Summertime in North America is wintertime in South America, the nighttime temperatures in Bogota dip into the high 40s. On our first day at the barrio, I saw little children running barefoot. I saw little girls with no clothing below their waist, no shoes, and no underwear playing in the dirt, and I observed many families living in tin shelters. The higher up the mountain, the poorer the family shelters. On the bus ride back to our host families, I was not the only one sick to his stomach.

We visited an oil pumping station in Catatumbo where I learned of underlying resentment of American companies’ inequitable extraction of raw materials and natural resources. This was my first experience of anti-Americanism.

Two years later, while back packing in Europe, I spent a week in Pamplona, Spain. I ran with bulls with my buddy from Australia. I’m not saying that running for your life was in anyway a learning experience, but drinking cheap wine from a bota wine skin at the afternoon bullfights were Hemingway moments. In the evenings we had to steer clear of gangs of local youths angered at the invasion of hordes of Americans ruining their festival.

The Chautauqua Institution is a century old “community of artists, educators, thinkers, and faith leaders dedicated to exploring the best in humanity.” I grew up 10 miles from the Institution on Chautauqua Lake, New York and spent a lot of time there, but not for the thinking part, college girls worked at the hotels in the summer, and the drinking age in New York at the time was 18. In 1988, the Chautauqua Institution set up a series of exchanges of government officials and citizens with the Soviet Union. Now married with children, I was considered a safe bet to be part of the representative group of Americans headed to Leningrad (St. Petersburg).

Our first days in the Soviet Union were shocking. The phones did not work, the food was awful, and no one on the street offered a smile. However, we were treated to a night at the Bolshoi, classical musician concerts, and dance artists during our two-week visit. We jumped the long line of Soviet citizens queued up in the Red Square to see Lenin’s tomb. President Reagan called the Soviet Union the evil empire. But when we met our Russian counterparts, our first and lasting impression was ”they were just like us,” they had the same desires, goals, and concerns for personal achievement, family, and their children’s wellbeing, not exactly the evil empire I envisioned. The Soviet Apparatchik, of course, was a different “kettle of fish.”

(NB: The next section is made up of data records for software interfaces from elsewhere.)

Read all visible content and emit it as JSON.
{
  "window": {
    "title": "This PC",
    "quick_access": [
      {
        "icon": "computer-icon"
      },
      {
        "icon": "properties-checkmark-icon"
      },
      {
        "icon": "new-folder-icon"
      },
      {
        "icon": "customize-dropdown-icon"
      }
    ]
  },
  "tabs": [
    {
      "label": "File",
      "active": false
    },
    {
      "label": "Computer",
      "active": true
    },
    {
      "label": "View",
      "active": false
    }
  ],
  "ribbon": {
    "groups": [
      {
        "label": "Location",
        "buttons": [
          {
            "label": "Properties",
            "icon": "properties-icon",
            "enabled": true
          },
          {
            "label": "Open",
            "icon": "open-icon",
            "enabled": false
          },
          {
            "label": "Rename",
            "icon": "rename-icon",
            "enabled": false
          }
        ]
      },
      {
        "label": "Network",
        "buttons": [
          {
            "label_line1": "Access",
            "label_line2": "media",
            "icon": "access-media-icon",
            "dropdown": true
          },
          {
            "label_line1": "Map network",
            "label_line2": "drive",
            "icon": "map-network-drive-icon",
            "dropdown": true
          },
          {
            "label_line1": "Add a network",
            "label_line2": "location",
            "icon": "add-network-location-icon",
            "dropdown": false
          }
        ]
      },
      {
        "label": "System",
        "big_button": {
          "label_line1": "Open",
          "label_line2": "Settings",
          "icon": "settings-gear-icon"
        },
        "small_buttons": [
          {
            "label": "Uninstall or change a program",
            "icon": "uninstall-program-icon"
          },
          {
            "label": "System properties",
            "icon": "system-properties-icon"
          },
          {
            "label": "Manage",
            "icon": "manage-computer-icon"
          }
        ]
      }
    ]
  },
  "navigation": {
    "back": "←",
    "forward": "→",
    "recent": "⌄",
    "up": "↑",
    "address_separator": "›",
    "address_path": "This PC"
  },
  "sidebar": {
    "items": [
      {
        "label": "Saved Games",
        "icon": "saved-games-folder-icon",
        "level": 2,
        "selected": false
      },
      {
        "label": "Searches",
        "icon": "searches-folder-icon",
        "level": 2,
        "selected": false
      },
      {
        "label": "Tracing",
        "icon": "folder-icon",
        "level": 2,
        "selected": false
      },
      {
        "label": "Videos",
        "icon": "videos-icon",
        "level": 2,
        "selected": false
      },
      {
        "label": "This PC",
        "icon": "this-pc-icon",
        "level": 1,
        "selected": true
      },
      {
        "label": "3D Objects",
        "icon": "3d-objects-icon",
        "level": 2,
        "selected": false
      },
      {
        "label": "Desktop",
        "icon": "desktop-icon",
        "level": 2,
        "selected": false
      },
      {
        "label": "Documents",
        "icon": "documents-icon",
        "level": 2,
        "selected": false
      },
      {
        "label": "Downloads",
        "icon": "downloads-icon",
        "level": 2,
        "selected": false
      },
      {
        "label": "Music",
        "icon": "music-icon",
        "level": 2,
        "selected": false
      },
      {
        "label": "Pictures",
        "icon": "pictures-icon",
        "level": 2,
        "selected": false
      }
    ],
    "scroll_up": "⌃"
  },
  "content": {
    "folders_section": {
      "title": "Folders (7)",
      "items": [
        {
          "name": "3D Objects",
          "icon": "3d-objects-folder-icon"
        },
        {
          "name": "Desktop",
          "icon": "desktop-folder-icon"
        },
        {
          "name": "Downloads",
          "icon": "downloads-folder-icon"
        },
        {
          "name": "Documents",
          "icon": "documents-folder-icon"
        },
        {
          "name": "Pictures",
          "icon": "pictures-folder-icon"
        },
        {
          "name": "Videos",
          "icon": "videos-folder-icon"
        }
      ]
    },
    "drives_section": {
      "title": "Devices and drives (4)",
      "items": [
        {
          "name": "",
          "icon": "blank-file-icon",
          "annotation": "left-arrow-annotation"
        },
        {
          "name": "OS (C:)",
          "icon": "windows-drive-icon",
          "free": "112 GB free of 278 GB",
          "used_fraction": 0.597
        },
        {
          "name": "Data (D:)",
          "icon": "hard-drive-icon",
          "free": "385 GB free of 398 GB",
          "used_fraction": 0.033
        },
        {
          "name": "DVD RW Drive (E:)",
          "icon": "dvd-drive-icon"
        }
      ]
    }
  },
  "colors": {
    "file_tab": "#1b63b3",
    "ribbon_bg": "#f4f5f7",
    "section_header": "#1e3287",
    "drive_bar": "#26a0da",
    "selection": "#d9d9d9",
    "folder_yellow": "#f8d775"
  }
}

Our second stop was Moscow. Me and another lawyer wanted to visit a courthouse. Our driver asked people on the street if they could direct us to a courthouse, even a couple of policemen, but no one had a clue. We drove around Moscow for nearly 2 hours. Finally, we pulled up to a building that looked like a warehouse and entered through a non-descript side door. We were shown to a room that had the semblance of a courtroom. We met a judge. Through our interpreter we asked about civil procedure for recovering money for injuries. “Nyet,” was her response.

I returned to Russia in the mid-90s working on loan through the EXIM bank for a company part of GAZPROM. By then Russia was not safe for foreigners. I could not travel without one of my Russian friends by my side.

In recent years, my wife and I have traveled in Europe visiting the vineyards of France, Italy, and Spain. We stay in 3-star hotels. We save our money for food, wine, and excursions. And apparently, if one spends long afternoons going in and out of busy shops, trying on dresses and shoes, women’s fashionable clothing can be found at bargain prices…so I’m told. We have met lovely people everywhere; the police are friendly to lost and bewildered Americans driving the wrong way down a one-way street. Tour buses aside, Americans are welcomed in Europe, but keep in mind Americans are viewed as generous tippers. When traveling as a tourist, we try not to disappoint.

When the Voice of Experience board asked me to pen a short article on travel, it was a result of me saying how much my family enjoyed going to the Cayman Islands at Christmas time year after year. It was suggested I explain what draws us to the Island. The Caymans, like many of the Caribbean Islands, is a place to vacation and relax, unless of course, you bring along young children. In January, it is sunny, in the low 80s during the day, mid 70s at night. The water is warm, clear, and crystal blue. The sandy beach stretches 7 miles and there is world class scuba diving a half mile off shore. Food can be expensive and the hotels pricey, but sunset on the beach is celestial. The evening tradition on the shoreline is watching a bright orange ball sink into the Caribbean Sea against the back drop of a pinkish red and tangerine sky while sipping a glass of wine or your favorite cocktail. That, my friends is vacationing.